This exercise calls for every record to be returned exactly, with pictures removed.

# # # # # # #

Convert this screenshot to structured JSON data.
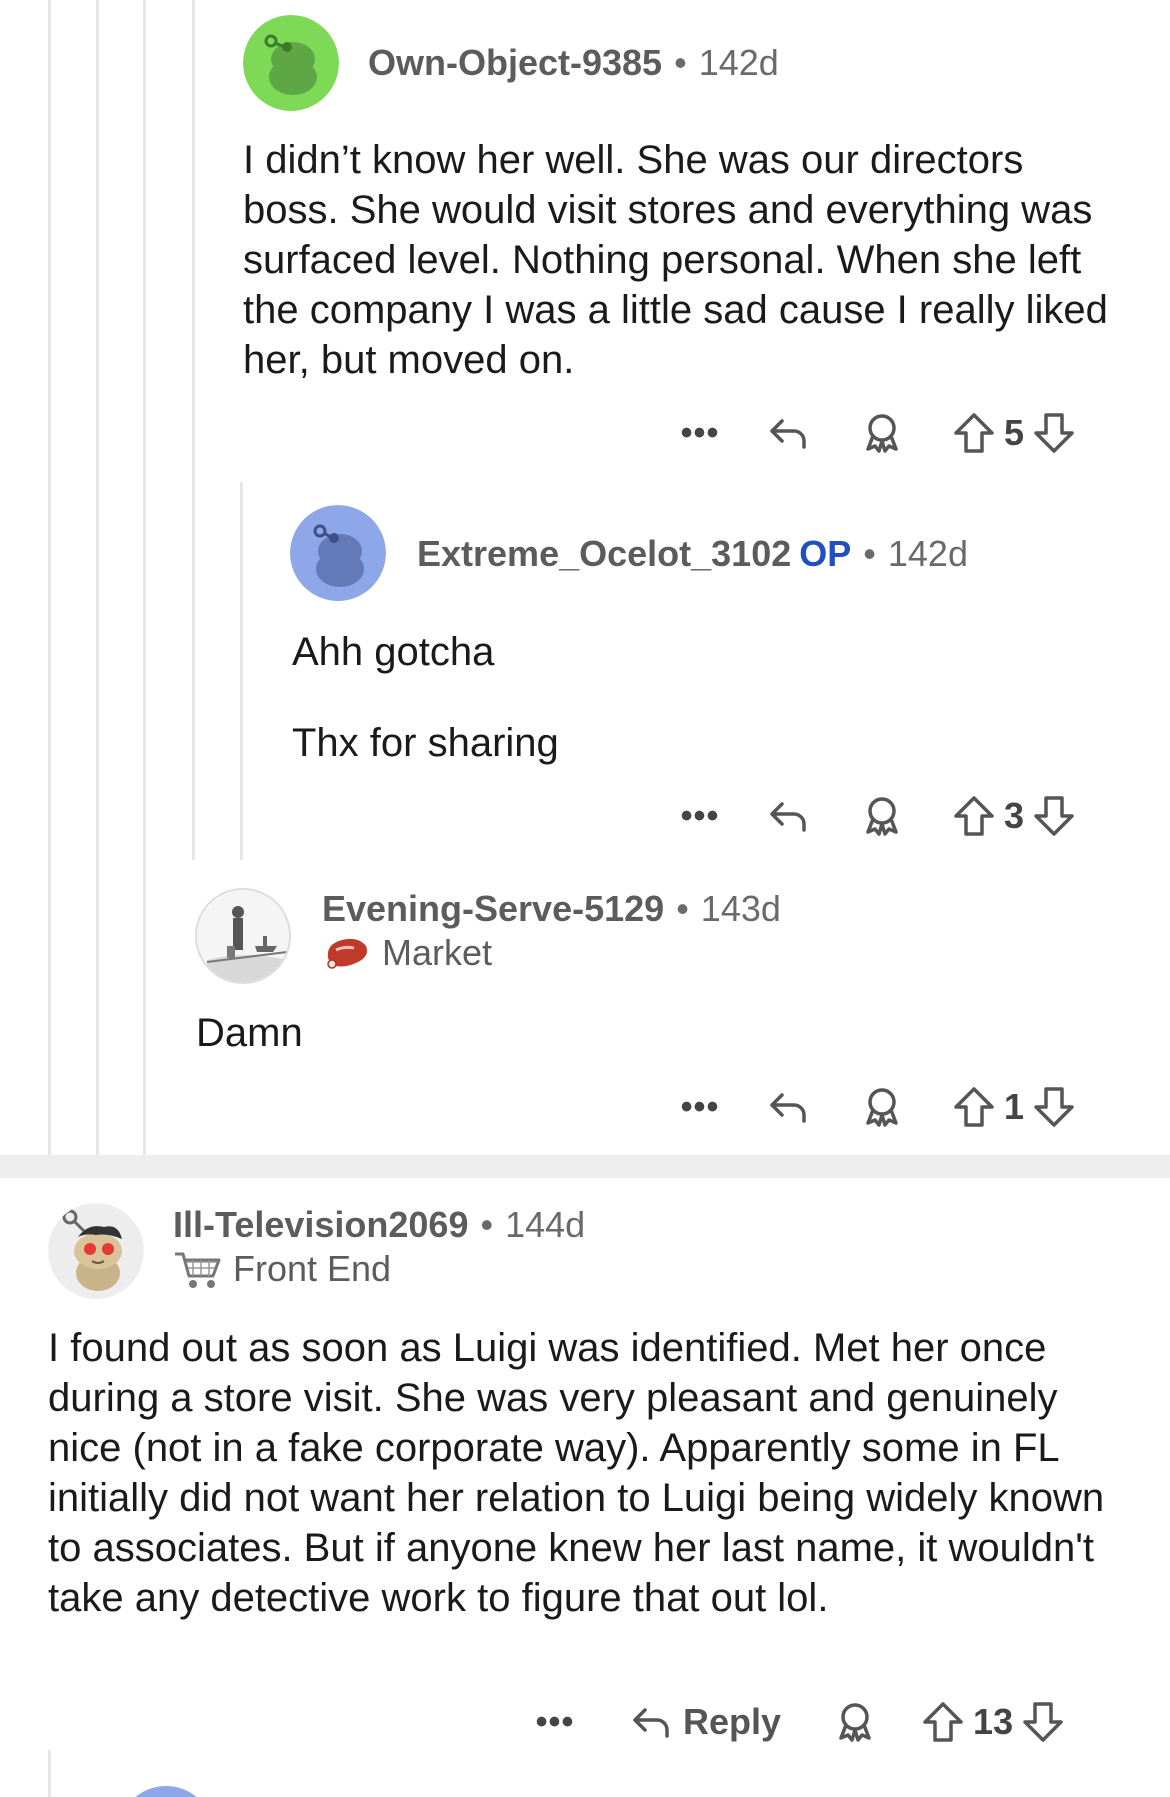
{
  "comments": [
    {
      "username": "Own-Object-9385",
      "age": "142d",
      "body": "I didn’t know her well. She was our directors boss. She would visit stores and everything was surfaced level. Nothing personal. When she left the company I was a little sad cause I really liked her, but moved on.",
      "votes": "5",
      "avatar_color": "#7ed957"
    },
    {
      "username": "Extreme_Ocelot_3102",
      "op_badge": "OP",
      "age": "142d",
      "body_line1": "Ahh gotcha",
      "body_line2": "Thx for sharing",
      "votes": "3",
      "avatar_color": "#8ea7e8"
    },
    {
      "username": "Evening-Serve-5129",
      "age": "143d",
      "flair": "Market",
      "flair_icon": "meat-icon",
      "body": "Damn",
      "votes": "1"
    },
    {
      "username": "Ill-Television2069",
      "age": "144d",
      "flair": "Front End",
      "flair_icon": "shopping-cart-icon",
      "body": "I found out as soon as Luigi was identified. Met her once during a store visit. She was very pleasant and genuinely nice (not in a fake corporate way). Apparently some in FL initially did not want her relation to Luigi being widely known to associates. But if anyone knew her last name, it wouldn't take any detective work to figure that out lol.",
      "votes": "13",
      "reply_label": "Reply"
    }
  ],
  "separator_dot": "•",
  "more_label": "•••",
  "colors": {
    "op_blue": "#2050c0",
    "thread_line": "#e6e6e6",
    "divider": "#eeeeef"
  }
}
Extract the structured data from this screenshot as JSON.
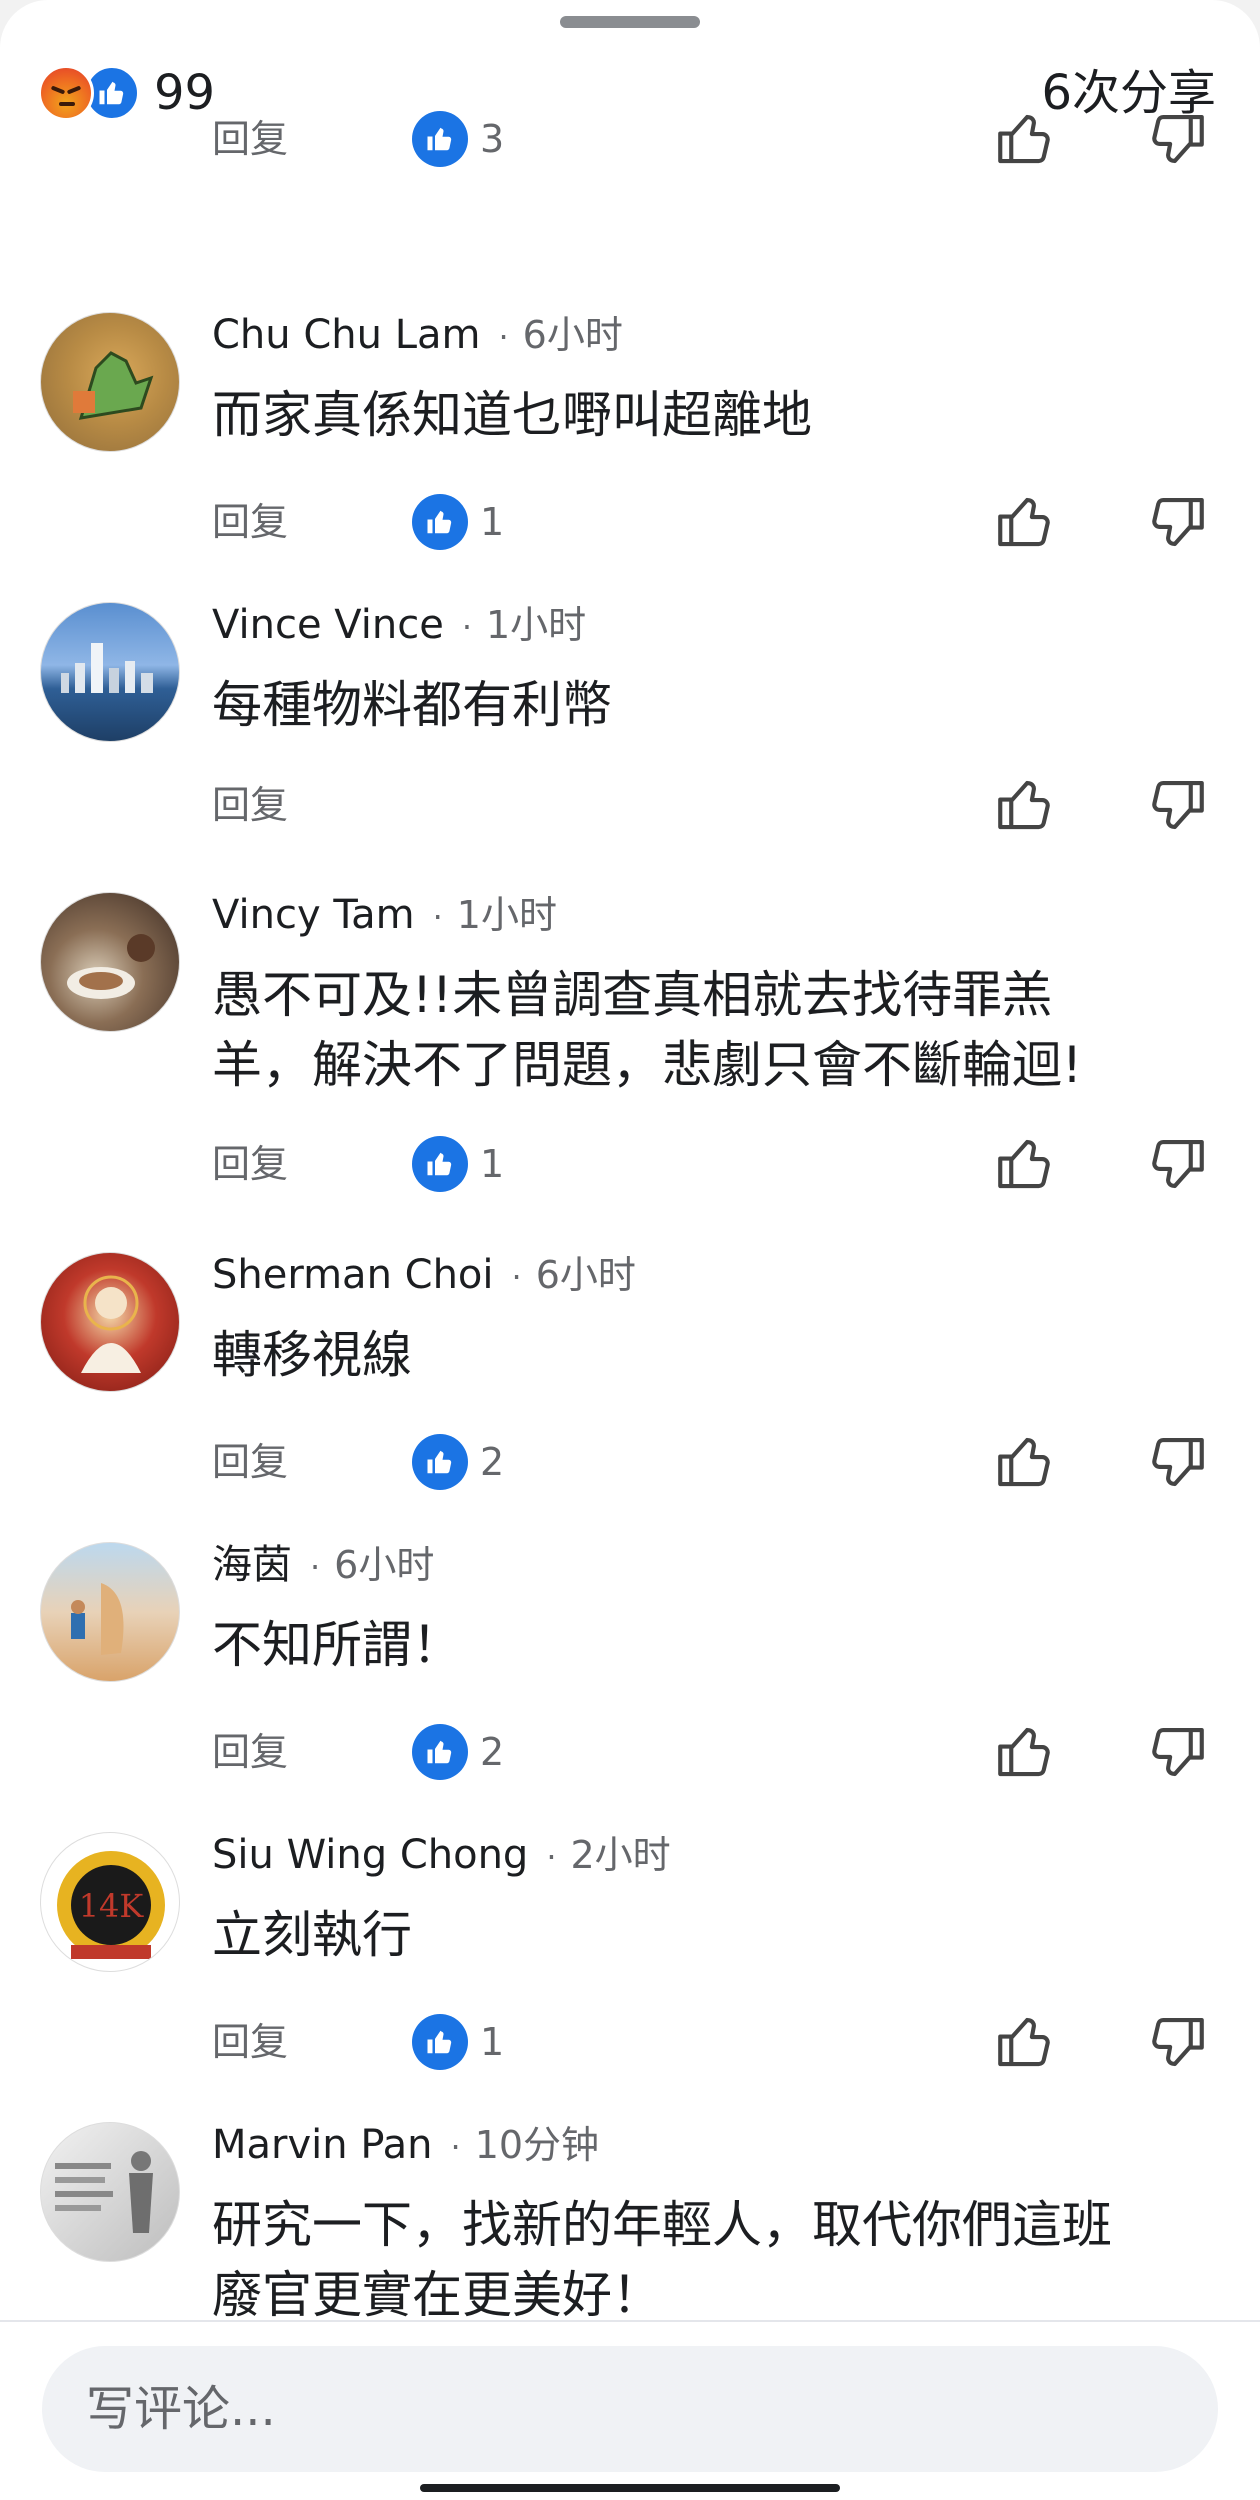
{
  "reactions": {
    "count": "99",
    "types": [
      "angry-emoji",
      "like-emoji"
    ],
    "shares_label": "6次分享"
  },
  "reply_label": "回复",
  "top_fragment": {
    "likes": "3"
  },
  "comments": [
    {
      "name": "Chu Chu Lam",
      "time": "6小时",
      "lines": [
        "而家真係知道乜嘢叫超離地"
      ],
      "likes": "1"
    },
    {
      "name": "Vince Vince",
      "time": "1小时",
      "lines": [
        "每種物料都有利幣"
      ],
      "likes": null
    },
    {
      "name": "Vincy Tam",
      "time": "1小时",
      "lines": [
        "愚不可及!!未曾調查真相就去找待罪羔",
        "羊，解決不了問題，悲劇只會不斷輪迴!"
      ],
      "likes": "1"
    },
    {
      "name": "Sherman Choi",
      "time": "6小时",
      "lines": [
        "轉移視線"
      ],
      "likes": "2"
    },
    {
      "name": "海茵",
      "time": "6小时",
      "lines": [
        "不知所謂！"
      ],
      "likes": "2"
    },
    {
      "name": "Siu Wing Chong",
      "time": "2小时",
      "lines": [
        "立刻執行"
      ],
      "likes": "1"
    },
    {
      "name": "Marvin Pan",
      "time": "10分钟",
      "lines": [
        "研究一下，找新的年輕人，取代你們這班",
        "廢官更實在更美好！"
      ],
      "likes": null
    }
  ],
  "composer": {
    "placeholder": "写评论..."
  },
  "colors": {
    "accent": "#1b74e4",
    "muted": "#65676b",
    "text": "#1c1e21"
  }
}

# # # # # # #

_Solution:_
Convert this screenshot to structured JSON data.
{
  "comments": [
    {
      "username": "Own-Object-9385",
      "age": "142d",
      "body": "I didn’t know her well. She was our directors boss. She would visit stores and everything was surfaced level. Nothing personal. When she left the company I was a little sad cause I really liked her, but moved on.",
      "votes": "5",
      "avatar_color": "#7ed957"
    },
    {
      "username": "Extreme_Ocelot_3102",
      "op_badge": "OP",
      "age": "142d",
      "body_line1": "Ahh gotcha",
      "body_line2": "Thx for sharing",
      "votes": "3",
      "avatar_color": "#8ea7e8"
    },
    {
      "username": "Evening-Serve-5129",
      "age": "143d",
      "flair": "Market",
      "flair_icon": "meat-icon",
      "body": "Damn",
      "votes": "1"
    },
    {
      "username": "Ill-Television2069",
      "age": "144d",
      "flair": "Front End",
      "flair_icon": "shopping-cart-icon",
      "body": "I found out as soon as Luigi was identified. Met her once during a store visit. She was very pleasant and genuinely nice (not in a fake corporate way). Apparently some in FL initially did not want her relation to Luigi being widely known to associates. But if anyone knew her last name, it wouldn't take any detective work to figure that out lol.",
      "votes": "13",
      "reply_label": "Reply"
    }
  ],
  "separator_dot": "•",
  "more_label": "•••",
  "colors": {
    "op_blue": "#2050c0",
    "thread_line": "#e6e6e6",
    "divider": "#eeeeef"
  }
}
Extract the structured data from this screenshot as JSON.
{
  "reactions": {
    "count": "99",
    "types": [
      "angry-emoji",
      "like-emoji"
    ],
    "shares_label": "6次分享"
  },
  "reply_label": "回复",
  "top_fragment": {
    "likes": "3"
  },
  "comments": [
    {
      "name": "Chu Chu Lam",
      "time": "6小时",
      "lines": [
        "而家真係知道乜嘢叫超離地"
      ],
      "likes": "1"
    },
    {
      "name": "Vince Vince",
      "time": "1小时",
      "lines": [
        "每種物料都有利幣"
      ],
      "likes": null
    },
    {
      "name": "Vincy Tam",
      "time": "1小时",
      "lines": [
        "愚不可及!!未曾調查真相就去找待罪羔",
        "羊，解決不了問題，悲劇只會不斷輪迴!"
      ],
      "likes": "1"
    },
    {
      "name": "Sherman Choi",
      "time": "6小时",
      "lines": [
        "轉移視線"
      ],
      "likes": "2"
    },
    {
      "name": "海茵",
      "time": "6小时",
      "lines": [
        "不知所謂！"
      ],
      "likes": "2"
    },
    {
      "name": "Siu Wing Chong",
      "time": "2小时",
      "lines": [
        "立刻執行"
      ],
      "likes": "1"
    },
    {
      "name": "Marvin Pan",
      "time": "10分钟",
      "lines": [
        "研究一下，找新的年輕人，取代你們這班",
        "廢官更實在更美好！"
      ],
      "likes": null
    }
  ],
  "composer": {
    "placeholder": "写评论..."
  },
  "colors": {
    "accent": "#1b74e4",
    "muted": "#65676b",
    "text": "#1c1e21"
  }
}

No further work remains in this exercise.